#### INPUT ####

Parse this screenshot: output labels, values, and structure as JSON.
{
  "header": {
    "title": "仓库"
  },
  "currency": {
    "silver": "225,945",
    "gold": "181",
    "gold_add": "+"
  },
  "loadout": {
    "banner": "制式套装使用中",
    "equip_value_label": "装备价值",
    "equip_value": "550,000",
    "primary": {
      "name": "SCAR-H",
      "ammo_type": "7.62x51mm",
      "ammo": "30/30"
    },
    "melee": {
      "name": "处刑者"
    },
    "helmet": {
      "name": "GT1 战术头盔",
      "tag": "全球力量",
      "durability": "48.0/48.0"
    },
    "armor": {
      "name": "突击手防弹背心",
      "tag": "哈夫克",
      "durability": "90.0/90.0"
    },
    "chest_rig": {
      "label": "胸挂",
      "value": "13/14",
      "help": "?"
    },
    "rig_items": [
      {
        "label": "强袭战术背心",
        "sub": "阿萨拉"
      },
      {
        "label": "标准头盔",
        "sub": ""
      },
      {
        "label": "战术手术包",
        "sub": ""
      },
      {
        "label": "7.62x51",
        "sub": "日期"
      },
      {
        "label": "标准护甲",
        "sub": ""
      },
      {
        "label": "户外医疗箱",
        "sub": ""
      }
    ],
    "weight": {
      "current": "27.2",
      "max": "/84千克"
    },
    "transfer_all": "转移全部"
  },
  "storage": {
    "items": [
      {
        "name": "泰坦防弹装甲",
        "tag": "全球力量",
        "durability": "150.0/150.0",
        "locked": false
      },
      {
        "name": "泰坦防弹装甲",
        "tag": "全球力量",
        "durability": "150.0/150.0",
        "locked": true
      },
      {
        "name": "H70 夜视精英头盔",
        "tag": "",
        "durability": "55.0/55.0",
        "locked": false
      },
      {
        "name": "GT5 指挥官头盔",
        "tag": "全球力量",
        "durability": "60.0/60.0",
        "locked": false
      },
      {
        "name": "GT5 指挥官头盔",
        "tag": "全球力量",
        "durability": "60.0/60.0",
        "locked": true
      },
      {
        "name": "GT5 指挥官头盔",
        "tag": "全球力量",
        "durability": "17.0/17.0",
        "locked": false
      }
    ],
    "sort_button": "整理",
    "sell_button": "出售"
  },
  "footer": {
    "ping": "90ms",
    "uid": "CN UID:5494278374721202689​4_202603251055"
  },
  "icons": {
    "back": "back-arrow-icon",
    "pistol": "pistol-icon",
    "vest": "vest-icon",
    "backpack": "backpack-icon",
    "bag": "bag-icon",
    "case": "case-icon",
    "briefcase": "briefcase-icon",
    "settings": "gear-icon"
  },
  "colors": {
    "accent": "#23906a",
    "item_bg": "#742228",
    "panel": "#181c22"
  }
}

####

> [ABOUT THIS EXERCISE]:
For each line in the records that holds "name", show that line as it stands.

> [WRITTEN REPLY]:
      "name": "SCAR-H",
      "name": "处刑者"
      "name": "GT1 战术头盔",
      "name": "突击手防弹背心",
        "name": "泰坦防弹装甲",
        "name": "泰坦防弹装甲",
        "name": "H70 夜视精英头盔",
        "name": "GT5 指挥官头盔",
        "name": "GT5 指挥官头盔",
        "name": "GT5 指挥官头盔",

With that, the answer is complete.